DPWH can cut down trees blocking road projects-A A +A
Monday, October 7, 2013
THE Department of Environment and Natural Resources (DENR) has given the DPWH a permit to cut down 42 trees that are on the site of an ongoing road widening project between the cities of Naga and Carcar.
The special tree cutting permit (STCP) approved last Sept. 10 says the Department of Public Works and Highways (DPWH) 7 has been given approval to remove 42 trees, including eight century-old acacia trees along the project site.
The eight acacia trees are reportedly in the advanced stages of decay and could pose danger to the public if left uncut.
But the DPWH 7 must also follow conditions to ensure that the STCP is not revoked, including earth-balling 96 trees and preserving 16 century-old acacia trees that were identified for rehabilitation.
An environmental advocate urged concerned officials of the DENR and DPWH to consult with the public first, as cutting the trees will have an impact on climate change.
Eddie Llamedo, DENR 7 spokesperson, said the STCP was signed by DENR 7 Director Isabelo Montejo Jr. and was given clearance by DENR Undersecretary for Field Operations Demetrio Ignacio Jr.
Llamedo said that while they have allowed the removal of the eight decaying acacia trees for safety reasons, they advised the DPWH 7 to avoid cutting the other 16 century-old trees since these can still be rehabilitated.
Under the supervision of DENR 7 Community Environment and Natural Resources Office (CENRO) and the Naga City Government, the cut down trees and wood materials should be turned over to the DENR.
Also, part of the DPWH 7’s conditions is that they should plant about 13, 800 indigenous or native seedlings and maintain them for three years, insuring 80 percent survival rate.
Replacement and planting of the seedlings must start prior to the tree cutting.
The DPWH 7 also wants the earth-balled trees maintained for three years. For every transplanted tree that will not survive after six months, DPWH 7 must replace it with 100 seedlings, another condition said.
The trees to be cut are in Barangays Tinaan, Inoburan and Langtad, all in Naga City.
Montejo said the STCP will expire within six months.
The DPWH 7 must also submit a certification from barangay captains that they don’t object to the cutting of trees.
DPWH 7 must also conduct public consultations.
Aside from securing an environmental compliance certificate (ECC), DPWH 7 must assess the trees’ biodiversity, carbon sequestration potential and water storage capacity.
DPWH 7 must also put up signage in the areas to warn the public of the activity.
“I will constitute a special team with Naga City and other stakeholders to monitor and supervise the operation as soon as we have the schedule of activities from the DPWH,” Montejo said.

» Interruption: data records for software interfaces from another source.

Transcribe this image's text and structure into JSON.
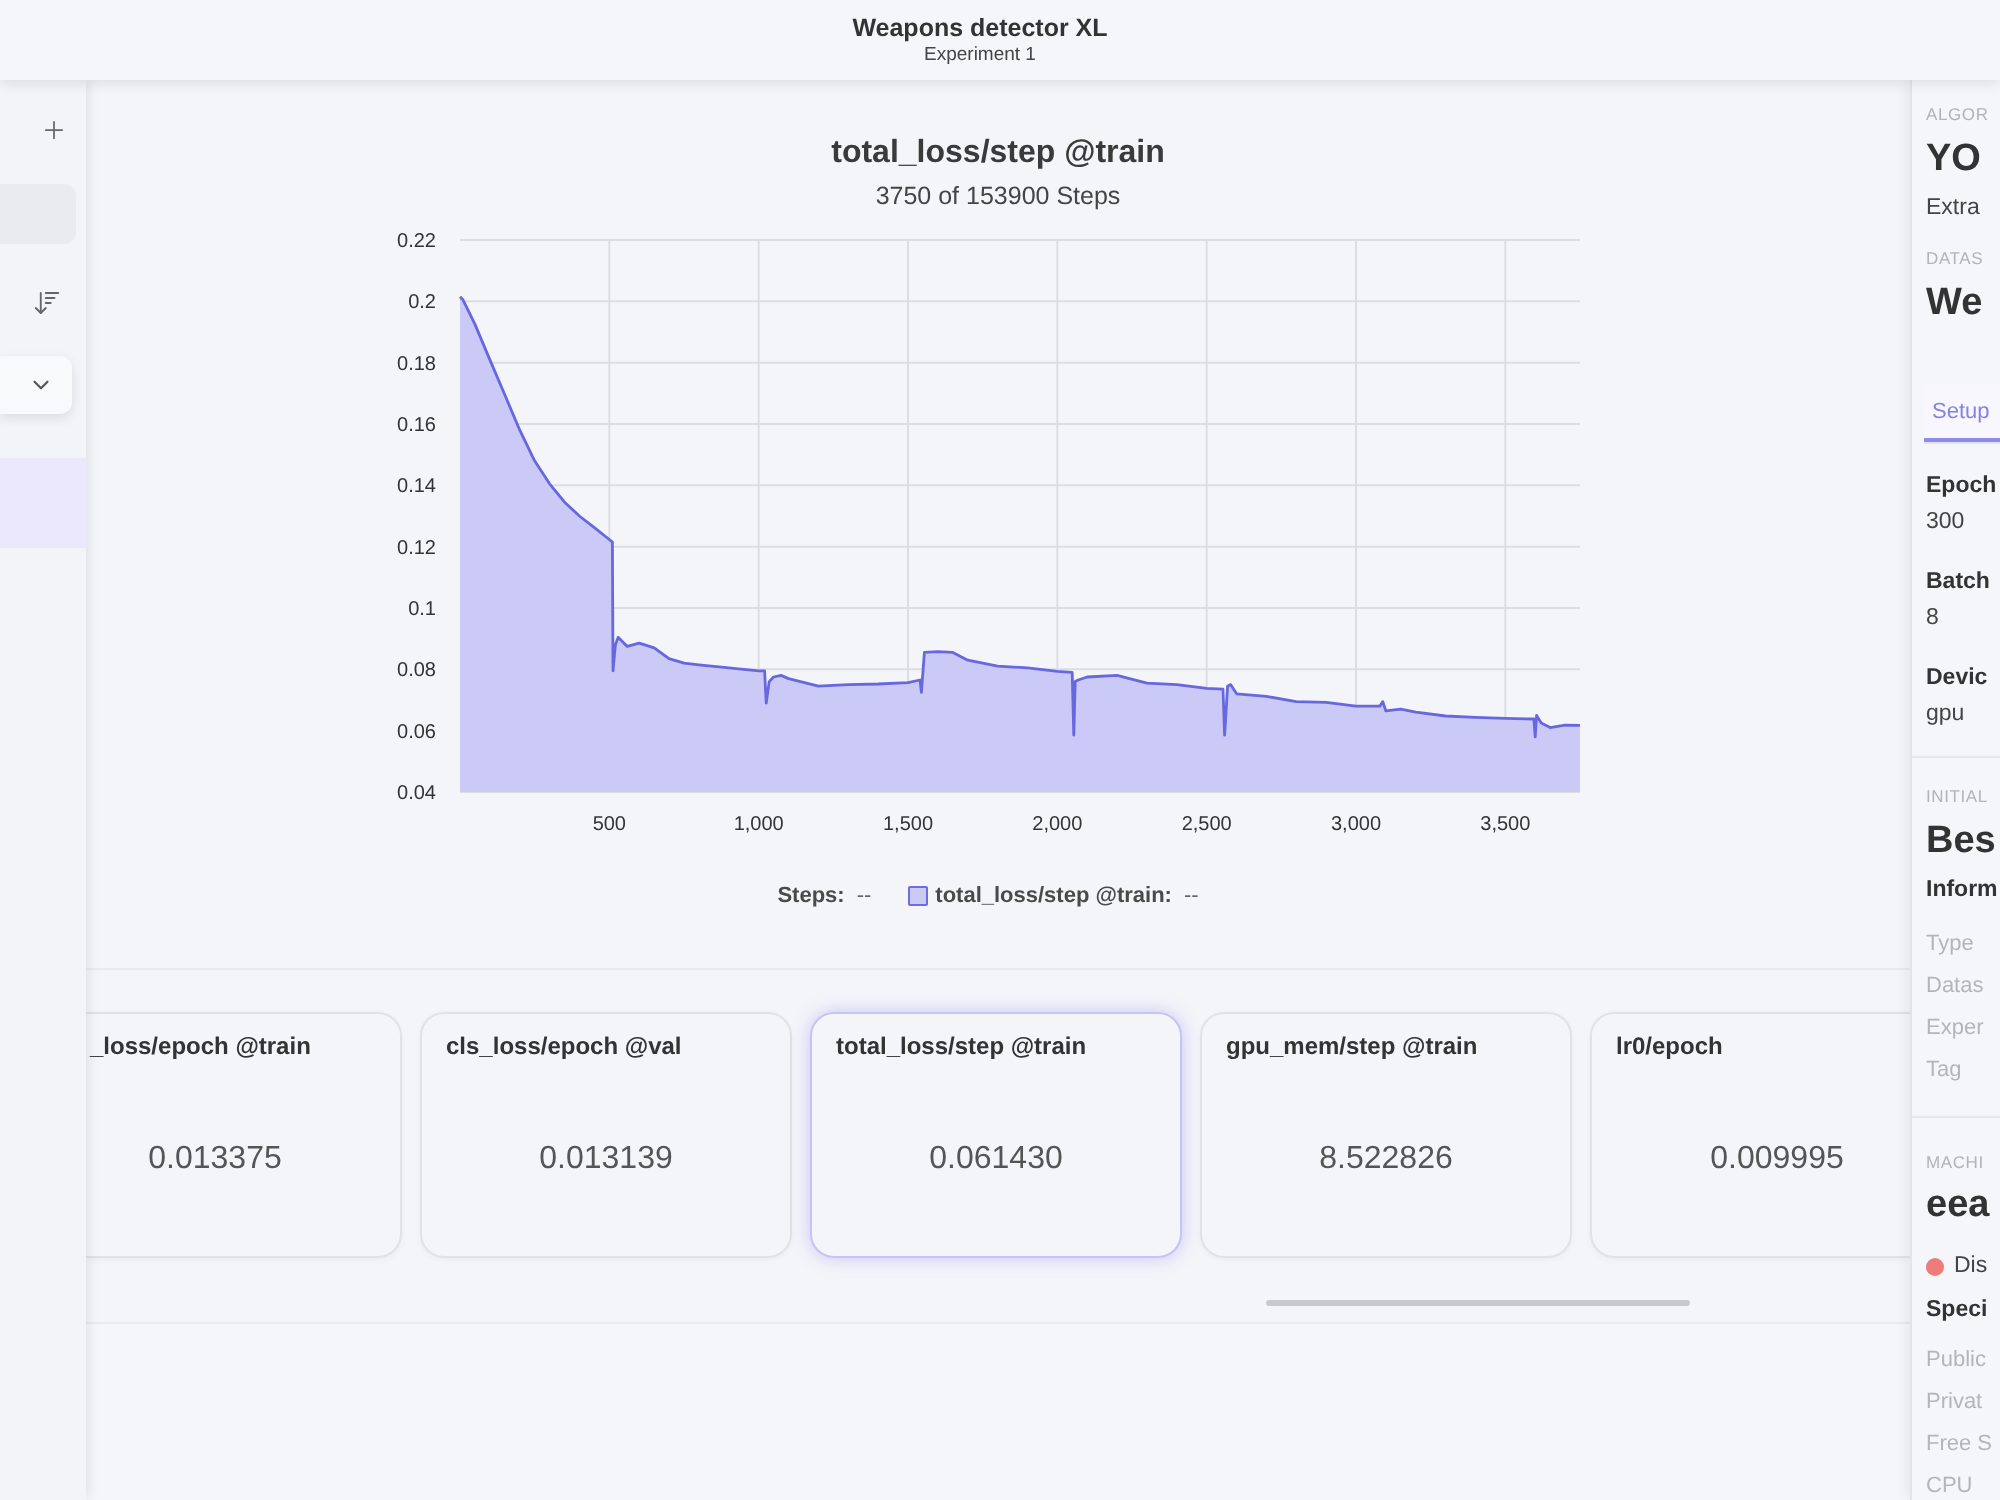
{
  "window": {
    "title": "Weapons detector XL",
    "subtitle": "Experiment 1"
  },
  "sidebar": {
    "items": [
      {
        "selected": true
      }
    ]
  },
  "chart": {
    "subtitle": "3750 of 153900 Steps",
    "chart_data": {
      "type": "area",
      "title": "total_loss/step @train",
      "grid": true,
      "x": [
        0,
        10,
        50,
        100,
        150,
        200,
        250,
        300,
        350,
        400,
        450,
        510,
        512,
        520,
        530,
        560,
        600,
        650,
        700,
        750,
        800,
        900,
        1000,
        1020,
        1025,
        1035,
        1050,
        1075,
        1100,
        1200,
        1300,
        1400,
        1500,
        1540,
        1545,
        1555,
        1600,
        1650,
        1700,
        1800,
        1900,
        2000,
        2050,
        2055,
        2060,
        2070,
        2100,
        2200,
        2300,
        2400,
        2500,
        2555,
        2560,
        2570,
        2580,
        2600,
        2700,
        2800,
        2900,
        3000,
        3080,
        3090,
        3100,
        3150,
        3200,
        3300,
        3400,
        3500,
        3595,
        3600,
        3605,
        3620,
        3650,
        3700,
        3750
      ],
      "values": [
        0.2015,
        0.2005,
        0.1925,
        0.181,
        0.1695,
        0.158,
        0.148,
        0.1405,
        0.1345,
        0.13,
        0.1262,
        0.1215,
        0.0795,
        0.088,
        0.0905,
        0.0875,
        0.0885,
        0.087,
        0.0835,
        0.082,
        0.0815,
        0.0805,
        0.0795,
        0.0795,
        0.069,
        0.076,
        0.0775,
        0.078,
        0.077,
        0.0745,
        0.075,
        0.0752,
        0.0757,
        0.0765,
        0.0725,
        0.0855,
        0.0858,
        0.0855,
        0.083,
        0.081,
        0.0805,
        0.0793,
        0.079,
        0.0585,
        0.076,
        0.0765,
        0.0775,
        0.078,
        0.0755,
        0.075,
        0.0738,
        0.0735,
        0.0585,
        0.0745,
        0.075,
        0.072,
        0.0712,
        0.0695,
        0.0692,
        0.068,
        0.068,
        0.0695,
        0.0665,
        0.067,
        0.066,
        0.0648,
        0.0643,
        0.064,
        0.0638,
        0.058,
        0.065,
        0.0625,
        0.061,
        0.0618,
        0.0617
      ],
      "xlim": [
        0,
        3750
      ],
      "ylim": [
        0.04,
        0.22
      ],
      "xticks": [
        {
          "value": 500,
          "label": "500"
        },
        {
          "value": 1000,
          "label": "1,000"
        },
        {
          "value": 1500,
          "label": "1,500"
        },
        {
          "value": 2000,
          "label": "2,000"
        },
        {
          "value": 2500,
          "label": "2,500"
        },
        {
          "value": 3000,
          "label": "3,000"
        },
        {
          "value": 3500,
          "label": "3,500"
        }
      ],
      "yticks": [
        0.04,
        0.06,
        0.08,
        0.1,
        0.12,
        0.14,
        0.16,
        0.18,
        0.2,
        0.22
      ]
    },
    "legend": [
      {
        "kind": "axis",
        "label": "Steps:",
        "value": "--"
      },
      {
        "kind": "series",
        "label": "total_loss/step @train:",
        "value": "--"
      }
    ]
  },
  "metric_cards": [
    {
      "title": "_loss/epoch @train",
      "value": "0.013375",
      "selected": false
    },
    {
      "title": "cls_loss/epoch @val",
      "value": "0.013139",
      "selected": false
    },
    {
      "title": "total_loss/step @train",
      "value": "0.061430",
      "selected": true
    },
    {
      "title": "gpu_mem/step @train",
      "value": "8.522826",
      "selected": false
    },
    {
      "title": "lr0/epoch",
      "value": "0.009995",
      "selected": false
    }
  ],
  "right_panel": {
    "algorithm": {
      "label": "ALGOR",
      "name": "YO",
      "description": "Extra"
    },
    "dataset": {
      "label": "DATAS",
      "name": "We"
    },
    "tabs": [
      {
        "label": "Setup",
        "selected": true
      }
    ],
    "setup_fields": [
      {
        "label": "Epoch",
        "value": "300"
      },
      {
        "label": "Batch",
        "value": "8"
      },
      {
        "label": "Devic",
        "value": "gpu"
      }
    ],
    "initial": {
      "label": "INITIAL",
      "name": "Bes",
      "info_heading": "Inform",
      "info_rows": [
        "Type",
        "Datas",
        "Exper",
        "Tag"
      ]
    },
    "machine": {
      "label": "MACHI",
      "name": "eea",
      "status": {
        "connected": false,
        "label": "Dis"
      },
      "specs_heading": "Speci",
      "spec_rows": [
        "Public",
        "Privat",
        "Free S",
        "CPU"
      ]
    }
  }
}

Lawyer Gloria Estenzo-Ramos of the Global Legal Action on Climate Change (GLACC) told Sun.Star Cebu the cutting of trees must be done with consultation from concerned residents living near it.
“If the purpose to cut trees is for road widening or infrastructure development, there has to be a genuine public consultation, rigorous assessment on the impacts to biodiversity, ecosystem services, climate change and even heritage considerations”, Ramos said.

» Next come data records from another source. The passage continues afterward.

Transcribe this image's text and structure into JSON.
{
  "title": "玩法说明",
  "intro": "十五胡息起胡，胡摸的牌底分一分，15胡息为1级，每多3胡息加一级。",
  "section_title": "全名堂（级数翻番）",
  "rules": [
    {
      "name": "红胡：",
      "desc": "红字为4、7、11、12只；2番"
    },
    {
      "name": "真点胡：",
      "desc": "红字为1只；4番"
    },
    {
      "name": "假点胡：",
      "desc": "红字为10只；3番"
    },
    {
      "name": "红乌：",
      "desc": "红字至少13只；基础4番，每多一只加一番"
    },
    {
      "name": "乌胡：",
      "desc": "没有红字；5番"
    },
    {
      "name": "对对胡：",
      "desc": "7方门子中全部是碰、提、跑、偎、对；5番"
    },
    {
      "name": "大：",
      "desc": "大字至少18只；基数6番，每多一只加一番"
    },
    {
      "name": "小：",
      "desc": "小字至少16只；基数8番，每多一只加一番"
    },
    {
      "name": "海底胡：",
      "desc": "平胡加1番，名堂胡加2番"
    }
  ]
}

She said the Naga City Government could be held liable for allowing the removal of trees for developmental projects without prior consultation and assessment.
Ramos said that unplanned development projects and land use conversion contribute to the increase in carbon monoxide and greenhouse gas emissions.
She said the project must coincide with policies stated by the Climate Change and Disaster Risk Reduction Management laws.
Published in the Sun.Star Cebu newspaper on October 07, 2013.